Video Militant Assault in Syria Displaces Thousands of Kurds

A major assault by Islamic State militants on Kurds in Syria has sent a wave of new refugees to the Turkish border, where they were stopped by Turkish border security. Turkey is already hosting about 700,000 Syrian refugees who fled the civil war between the government and the opposition. But the government in Ankara has a history of strained relations with Turkey's Kurdish minority. Zlatica Hoke reports Turkey is asking for international help.
Video

Video Whaling Summit Votes to Uphold Ban on Japan Whale Hunt

The International Whaling Commission, meeting in Slovenia, has voted to uphold a court ruling banning Japan from hunting whales in the Antarctic Ocean. Conservationists hailed the ruling as a victory, but Tokyo says it will submit revised plans for a whale hunt in 2015. Henry Ridgwell reports from London.
Video

Video A Dinosaur Fit for Land and Water

Residents and tourists in Washington D.C. can now examine a life-size replica of an unusual dinosaur that lived almost a hundred million years ago in northern Africa. Scientists say studying the behemoth named Spinosaurus helps them better understand how some prehistoric animals adapted to life on land and in water. The Spinosaurus replica is on display at the National Geographic museum.
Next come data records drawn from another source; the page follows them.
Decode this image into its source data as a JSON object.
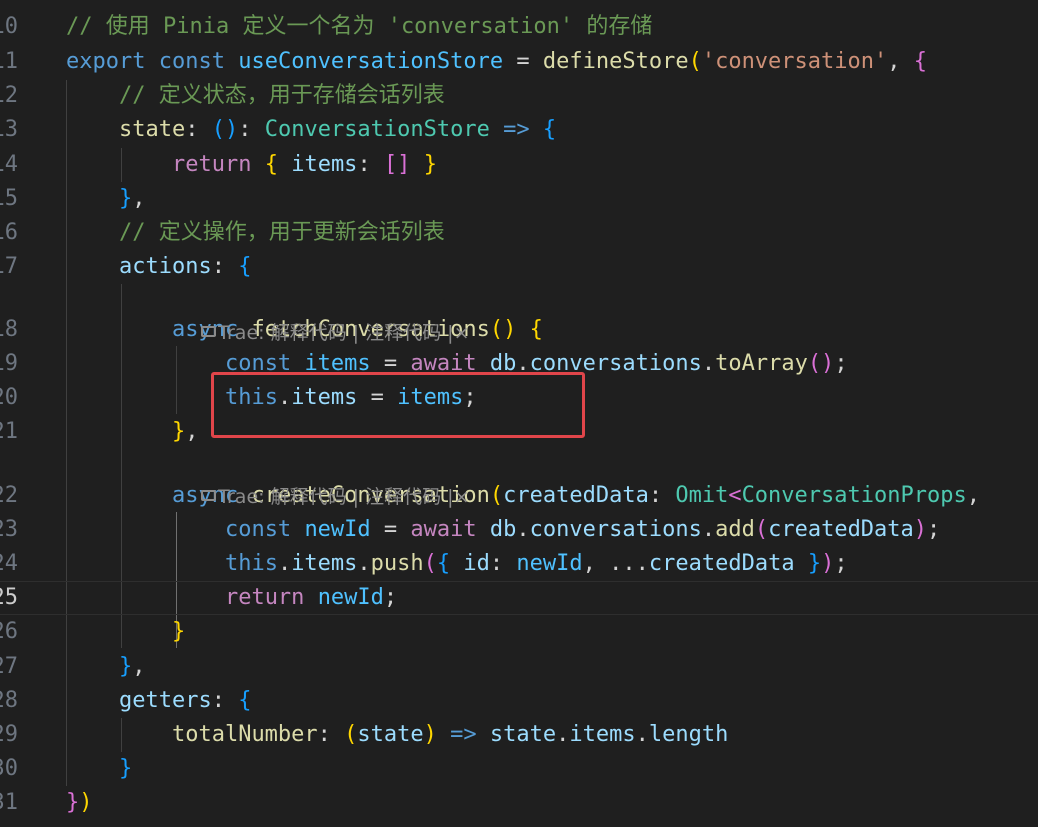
{
  "editor": {
    "lines": [
      {
        "n": "10",
        "tokens": [
          {
            "c": "c",
            "t": "// 使用 Pinia 定义一个名为 'conversation' 的存储"
          }
        ]
      },
      {
        "n": "11",
        "tokens": [
          {
            "c": "k",
            "t": "export"
          },
          {
            "c": "p",
            "t": " "
          },
          {
            "c": "k",
            "t": "const"
          },
          {
            "c": "p",
            "t": " "
          },
          {
            "c": "cv",
            "t": "useConversationStore"
          },
          {
            "c": "p",
            "t": " = "
          },
          {
            "c": "f",
            "t": "defineStore"
          },
          {
            "c": "b1",
            "t": "("
          },
          {
            "c": "s",
            "t": "'conversation'"
          },
          {
            "c": "p",
            "t": ", "
          },
          {
            "c": "b2",
            "t": "{"
          }
        ]
      },
      {
        "n": "12",
        "tokens": [
          {
            "c": "p",
            "t": "    "
          },
          {
            "c": "c",
            "t": "// 定义状态，用于存储会话列表"
          }
        ]
      },
      {
        "n": "13",
        "tokens": [
          {
            "c": "p",
            "t": "    "
          },
          {
            "c": "f",
            "t": "state"
          },
          {
            "c": "p",
            "t": ": "
          },
          {
            "c": "b3",
            "t": "()"
          },
          {
            "c": "p",
            "t": ": "
          },
          {
            "c": "t",
            "t": "ConversationStore"
          },
          {
            "c": "p",
            "t": " "
          },
          {
            "c": "k",
            "t": "=>"
          },
          {
            "c": "p",
            "t": " "
          },
          {
            "c": "b3",
            "t": "{"
          }
        ]
      },
      {
        "n": "14",
        "tokens": [
          {
            "c": "p",
            "t": "        "
          },
          {
            "c": "kc",
            "t": "return"
          },
          {
            "c": "p",
            "t": " "
          },
          {
            "c": "b1",
            "t": "{"
          },
          {
            "c": "p",
            "t": " "
          },
          {
            "c": "v",
            "t": "items"
          },
          {
            "c": "p",
            "t": ": "
          },
          {
            "c": "b2",
            "t": "[]"
          },
          {
            "c": "p",
            "t": " "
          },
          {
            "c": "b1",
            "t": "}"
          }
        ]
      },
      {
        "n": "15",
        "tokens": [
          {
            "c": "p",
            "t": "    "
          },
          {
            "c": "b3",
            "t": "}"
          },
          {
            "c": "p",
            "t": ","
          }
        ]
      },
      {
        "n": "16",
        "tokens": [
          {
            "c": "p",
            "t": "    "
          },
          {
            "c": "c",
            "t": "// 定义操作，用于更新会话列表"
          }
        ]
      },
      {
        "n": "17",
        "tokens": [
          {
            "c": "p",
            "t": "    "
          },
          {
            "c": "v",
            "t": "actions"
          },
          {
            "c": "p",
            "t": ": "
          },
          {
            "c": "b3",
            "t": "{"
          }
        ]
      },
      {
        "n": "18",
        "tokens": [
          {
            "c": "p",
            "t": "        "
          },
          {
            "c": "k",
            "t": "async"
          },
          {
            "c": "p",
            "t": " "
          },
          {
            "c": "f",
            "t": "fetchConversations"
          },
          {
            "c": "b1",
            "t": "()"
          },
          {
            "c": "p",
            "t": " "
          },
          {
            "c": "b1",
            "t": "{"
          }
        ]
      },
      {
        "n": "19",
        "tokens": [
          {
            "c": "p",
            "t": "            "
          },
          {
            "c": "k",
            "t": "const"
          },
          {
            "c": "p",
            "t": " "
          },
          {
            "c": "cv",
            "t": "items"
          },
          {
            "c": "p",
            "t": " = "
          },
          {
            "c": "kc",
            "t": "await"
          },
          {
            "c": "p",
            "t": " "
          },
          {
            "c": "v",
            "t": "db"
          },
          {
            "c": "p",
            "t": "."
          },
          {
            "c": "v",
            "t": "conversations"
          },
          {
            "c": "p",
            "t": "."
          },
          {
            "c": "f",
            "t": "toArray"
          },
          {
            "c": "b2",
            "t": "()"
          },
          {
            "c": "p",
            "t": ";"
          }
        ]
      },
      {
        "n": "20",
        "tokens": [
          {
            "c": "p",
            "t": "            "
          },
          {
            "c": "k",
            "t": "this"
          },
          {
            "c": "p",
            "t": "."
          },
          {
            "c": "v",
            "t": "items"
          },
          {
            "c": "p",
            "t": " = "
          },
          {
            "c": "cv",
            "t": "items"
          },
          {
            "c": "p",
            "t": ";"
          }
        ]
      },
      {
        "n": "21",
        "tokens": [
          {
            "c": "p",
            "t": "        "
          },
          {
            "c": "b1",
            "t": "}"
          },
          {
            "c": "p",
            "t": ","
          }
        ]
      },
      {
        "n": "22",
        "tokens": [
          {
            "c": "p",
            "t": "        "
          },
          {
            "c": "k",
            "t": "async"
          },
          {
            "c": "p",
            "t": " "
          },
          {
            "c": "f",
            "t": "createConversation"
          },
          {
            "c": "b1",
            "t": "("
          },
          {
            "c": "v",
            "t": "createdData"
          },
          {
            "c": "p",
            "t": ": "
          },
          {
            "c": "t",
            "t": "Omit"
          },
          {
            "c": "b2",
            "t": "<"
          },
          {
            "c": "t",
            "t": "ConversationProps"
          },
          {
            "c": "p",
            "t": ","
          }
        ]
      },
      {
        "n": "23",
        "tokens": [
          {
            "c": "p",
            "t": "            "
          },
          {
            "c": "k",
            "t": "const"
          },
          {
            "c": "p",
            "t": " "
          },
          {
            "c": "cv",
            "t": "newId"
          },
          {
            "c": "p",
            "t": " = "
          },
          {
            "c": "kc",
            "t": "await"
          },
          {
            "c": "p",
            "t": " "
          },
          {
            "c": "v",
            "t": "db"
          },
          {
            "c": "p",
            "t": "."
          },
          {
            "c": "v",
            "t": "conversations"
          },
          {
            "c": "p",
            "t": "."
          },
          {
            "c": "f",
            "t": "add"
          },
          {
            "c": "b2",
            "t": "("
          },
          {
            "c": "v",
            "t": "createdData"
          },
          {
            "c": "b2",
            "t": ")"
          },
          {
            "c": "p",
            "t": ";"
          }
        ]
      },
      {
        "n": "24",
        "tokens": [
          {
            "c": "p",
            "t": "            "
          },
          {
            "c": "k",
            "t": "this"
          },
          {
            "c": "p",
            "t": "."
          },
          {
            "c": "v",
            "t": "items"
          },
          {
            "c": "p",
            "t": "."
          },
          {
            "c": "f",
            "t": "push"
          },
          {
            "c": "b2",
            "t": "("
          },
          {
            "c": "b3",
            "t": "{"
          },
          {
            "c": "p",
            "t": " "
          },
          {
            "c": "v",
            "t": "id"
          },
          {
            "c": "p",
            "t": ": "
          },
          {
            "c": "cv",
            "t": "newId"
          },
          {
            "c": "p",
            "t": ", ..."
          },
          {
            "c": "v",
            "t": "createdData"
          },
          {
            "c": "p",
            "t": " "
          },
          {
            "c": "b3",
            "t": "}"
          },
          {
            "c": "b2",
            "t": ")"
          },
          {
            "c": "p",
            "t": ";"
          }
        ]
      },
      {
        "n": "25",
        "current": true,
        "tokens": [
          {
            "c": "p",
            "t": "            "
          },
          {
            "c": "kc",
            "t": "return"
          },
          {
            "c": "p",
            "t": " "
          },
          {
            "c": "cv",
            "t": "newId"
          },
          {
            "c": "p",
            "t": ";"
          }
        ]
      },
      {
        "n": "26",
        "tokens": [
          {
            "c": "p",
            "t": "        "
          },
          {
            "c": "b1",
            "t": "}"
          }
        ]
      },
      {
        "n": "27",
        "tokens": [
          {
            "c": "p",
            "t": "    "
          },
          {
            "c": "b3",
            "t": "}"
          },
          {
            "c": "p",
            "t": ","
          }
        ]
      },
      {
        "n": "28",
        "tokens": [
          {
            "c": "p",
            "t": "    "
          },
          {
            "c": "v",
            "t": "getters"
          },
          {
            "c": "p",
            "t": ": "
          },
          {
            "c": "b3",
            "t": "{"
          }
        ]
      },
      {
        "n": "29",
        "tokens": [
          {
            "c": "p",
            "t": "        "
          },
          {
            "c": "f",
            "t": "totalNumber"
          },
          {
            "c": "p",
            "t": ": "
          },
          {
            "c": "b1",
            "t": "("
          },
          {
            "c": "v",
            "t": "state"
          },
          {
            "c": "b1",
            "t": ")"
          },
          {
            "c": "p",
            "t": " "
          },
          {
            "c": "k",
            "t": "=>"
          },
          {
            "c": "p",
            "t": " "
          },
          {
            "c": "v",
            "t": "state"
          },
          {
            "c": "p",
            "t": "."
          },
          {
            "c": "v",
            "t": "items"
          },
          {
            "c": "p",
            "t": "."
          },
          {
            "c": "v",
            "t": "length"
          }
        ]
      },
      {
        "n": "30",
        "tokens": [
          {
            "c": "p",
            "t": "    "
          },
          {
            "c": "b3",
            "t": "}"
          }
        ]
      },
      {
        "n": "31",
        "tokens": [
          {
            "c": "b2",
            "t": "}"
          },
          {
            "c": "b1",
            "t": ")"
          }
        ]
      }
    ],
    "codelens": {
      "brand": "Trae:",
      "explain": "解释代码",
      "separator": "|",
      "comment": "注释代码",
      "close": "×"
    }
  },
  "colors": {
    "background": "#1f1f1f",
    "annotation_box": "#e0454a"
  }
}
VOA’s George Putic has more.
Video

Video Iraqi Kurdistan Church Helps Christian Children Cope find shelter in churches in the Kurdish capital, Irbil

In the past six weeks, tens of thousands of Iraqi Christians have been forced to flee their homes by Islamic State militants and find shelter in churches in the Kurdish capital, Irbil. Despite U.S. airstrikes in the region, the prospect of people returning home is still very low and concerns are starting to grow over the impact this is having on the displaced youth. Sebastian Meyer reports from Irbil on how one church is coping.


Carnage and mayhem are part of daily life in northern Nigeria, the result of a terror campaign by the Islamist group Boko Haram. Fears are growing that Nigeria’s government may not know how to counter it, and may be making things worse. More

AppleAndroid